It definitely still hurts.
There was one moment in particular, after I made my first All-Star Game. There’s always this brunch that the NBA puts on, and they invite all the legends. My dad came with me, and I’ll never forget the look on his face when I got to introduce him to George “The Iceman” Gervin and Dr. J.
He was so happy. He was smiling. It was such a big moment for us, coming from where we came from. Professional Carpet Systems, number 44. And now he’s sharing stories with The Iceman, eating pancakes.
I wish my grandad could’ve been there to feel that moment with us.
But you know what? Those moments are all just basketball. What I wish the most is that my grandad was around to meet my kids, especially my son. They would’ve been partners. They would’ve had such a good time together.
The pain doesn’t go away. But neither does his legacy. I see it now with the way my son looks at my father. I get it now. My dad, and all he wants to do is put a smile on my son’s face.
Grandparents, man. They just get it, you know? They really do.
I’m still Mr. Jones’ Grandson. His presence is a part of everything we do as a family. When I got to the NBA, I started my foundation in his honor, and my goal was really simple. I just wanted to do what he did for me, for as many kids as possible — I wanted to make them feel like no matter where they come from, they’ve got a chance to do big things in this life.
“You can have it. Just gotta work for it now.”
Every year, two students from North Carolina go to Wake Forest University on a scholarship in the name of Nathaniel Jones. My grandad. My best friend. The first African American to own a service station in the state. The only guy who could give you life-changing advice with a lit Winston in his mouth.

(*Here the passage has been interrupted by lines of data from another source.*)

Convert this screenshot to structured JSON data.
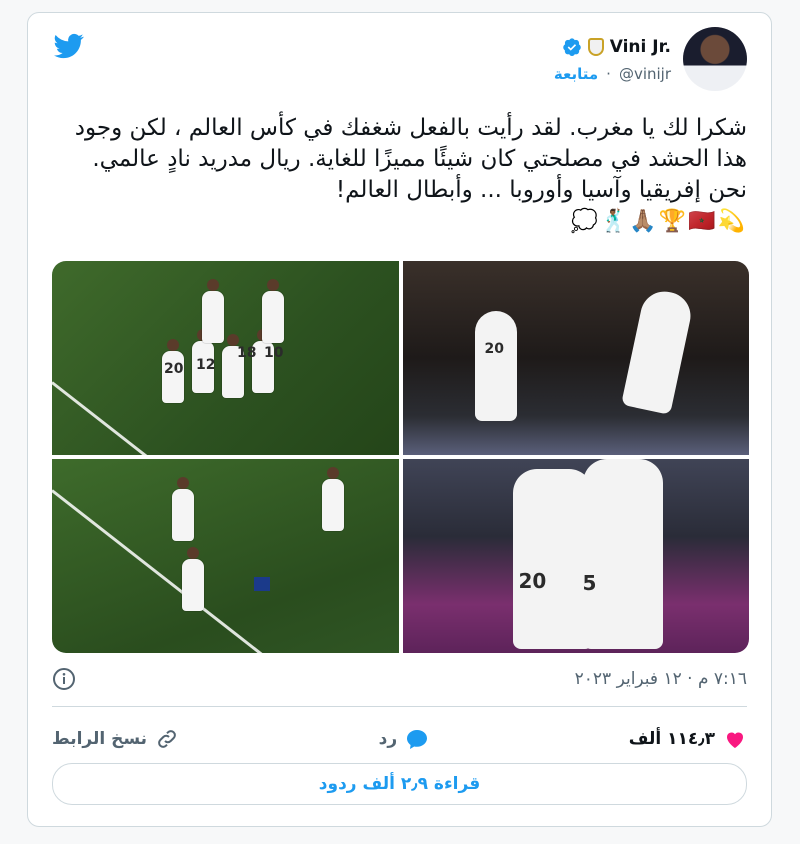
{
  "author": {
    "name": "Vini Jr.",
    "handle": "@vinijr",
    "follow_label": "متابعة",
    "separator": "·"
  },
  "tweet": {
    "text": "شكرا لك يا مغرب. لقد رأيت بالفعل شغفك في كأس العالم ، لكن وجود هذا الحشد في مصلحتي كان شيئًا مميزًا للغاية. ريال مدريد نادٍ عالمي. نحن إفريقيا وآسيا وأوروبا ... وأبطال العالم!",
    "emojis": "💫🇲🇦🏆🙏🏽🕺🏾💭",
    "media_numbers": [
      "20",
      "12",
      "18",
      "10",
      "20",
      "5"
    ]
  },
  "timestamp": "٧:١٦ م · ١٢ فبراير ٢٠٢٣",
  "actions": {
    "like_count": "١١٤٫٣ ألف",
    "reply_label": "رد",
    "copy_link_label": "نسخ الرابط"
  },
  "read_replies_label": "قراءة ٢٫٩ ألف ردود",
  "colors": {
    "accent": "#1d9bf0",
    "like": "#f91880",
    "border": "#cfd9de"
  },
  "icons": [
    "twitter-bird-icon",
    "verified-badge-icon",
    "club-crest-icon",
    "info-icon",
    "heart-icon",
    "reply-icon",
    "link-icon"
  ]
}
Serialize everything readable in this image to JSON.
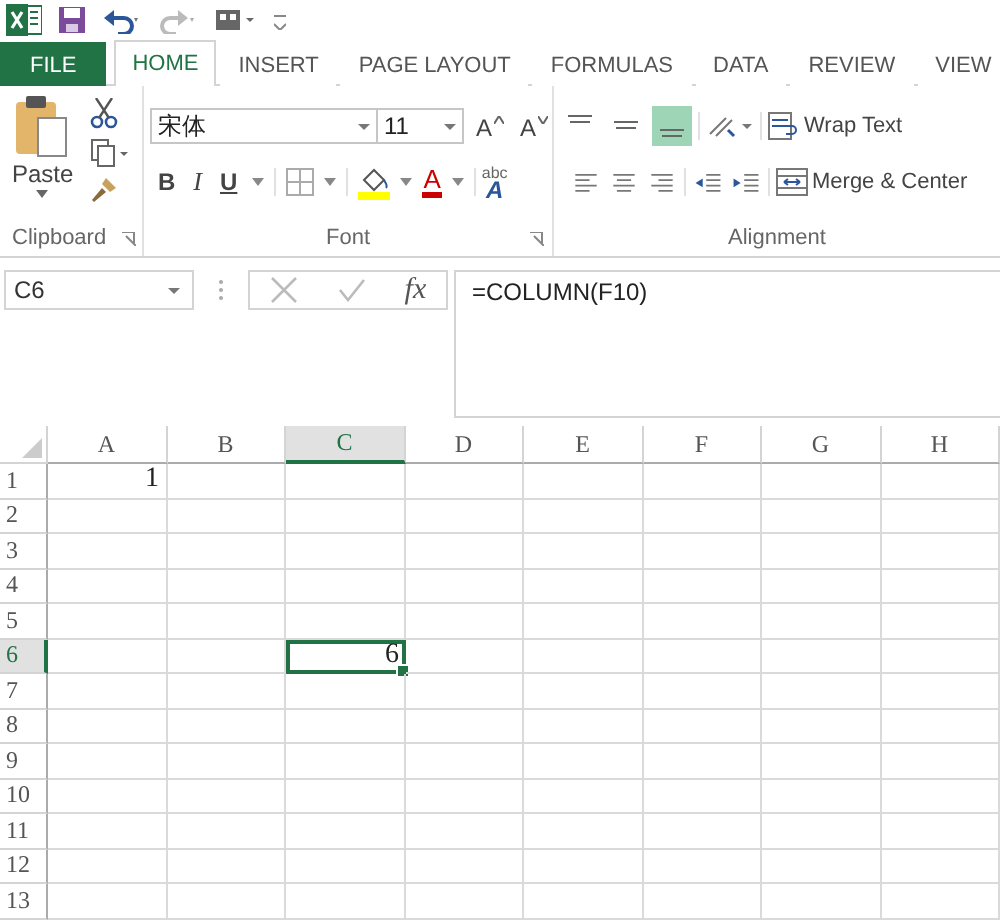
{
  "tabs": [
    {
      "label": "FILE",
      "kind": "file",
      "selected": false
    },
    {
      "label": "HOME",
      "kind": "tab",
      "selected": true
    },
    {
      "label": "INSERT",
      "kind": "tab",
      "selected": false
    },
    {
      "label": "PAGE LAYOUT",
      "kind": "tab",
      "selected": false
    },
    {
      "label": "FORMULAS",
      "kind": "tab",
      "selected": false
    },
    {
      "label": "DATA",
      "kind": "tab",
      "selected": false
    },
    {
      "label": "REVIEW",
      "kind": "tab",
      "selected": false
    },
    {
      "label": "VIEW",
      "kind": "tab",
      "selected": false
    }
  ],
  "clipboard": {
    "paste_label": "Paste",
    "group_label": "Clipboard"
  },
  "font": {
    "name": "宋体",
    "size": "11",
    "grow": "A",
    "shrink": "A",
    "bold": "B",
    "italic": "I",
    "underline": "U",
    "phonetic_top": "abc",
    "phonetic_bottom": "A",
    "font_color": "A",
    "group_label": "Font"
  },
  "alignment": {
    "vertical": [
      {
        "selected": false
      },
      {
        "selected": false
      },
      {
        "selected": true
      }
    ],
    "wrap_text": "Wrap Text",
    "merge_center": "Merge & Center",
    "group_label": "Alignment"
  },
  "formula_bar": {
    "name_box": "C6",
    "fx": "fx",
    "formula": "=COLUMN(F10)"
  },
  "sheet": {
    "columns": [
      {
        "label": "A",
        "selected": false
      },
      {
        "label": "B",
        "selected": false
      },
      {
        "label": "C",
        "selected": true
      },
      {
        "label": "D",
        "selected": false
      },
      {
        "label": "E",
        "selected": false
      },
      {
        "label": "F",
        "selected": false
      },
      {
        "label": "G",
        "selected": false
      },
      {
        "label": "H",
        "selected": false
      }
    ],
    "rows": [
      {
        "label": "1",
        "selected": false,
        "cells": [
          "1"
        ]
      },
      {
        "label": "2",
        "selected": false
      },
      {
        "label": "3",
        "selected": false
      },
      {
        "label": "4",
        "selected": false
      },
      {
        "label": "5",
        "selected": false
      },
      {
        "label": "6",
        "selected": true,
        "cells": [
          null,
          null,
          "6"
        ]
      },
      {
        "label": "7",
        "selected": false
      },
      {
        "label": "8",
        "selected": false
      },
      {
        "label": "9",
        "selected": false
      },
      {
        "label": "10",
        "selected": false
      },
      {
        "label": "11",
        "selected": false
      },
      {
        "label": "12",
        "selected": false
      },
      {
        "label": "13",
        "selected": false
      }
    ]
  }
}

Sometimes I think about his hands. Four decades of grease. No soap in the world could help. It makes me smile.
His legacy can’t be washed away, either.
My family, we still roll deep.
Sharpie and The Players’ Tribune have partnered to create a series around Uncap The Possibilities, which shows how a Sharpie gives people the power to unleash their imaginations and express how they’d like the world to be. Click here to learn more on how Chris Paul uncaps the possibilities and makes his mark. To learn more about Sharpie and #uncap campaign, visit uncapthepossibilities.com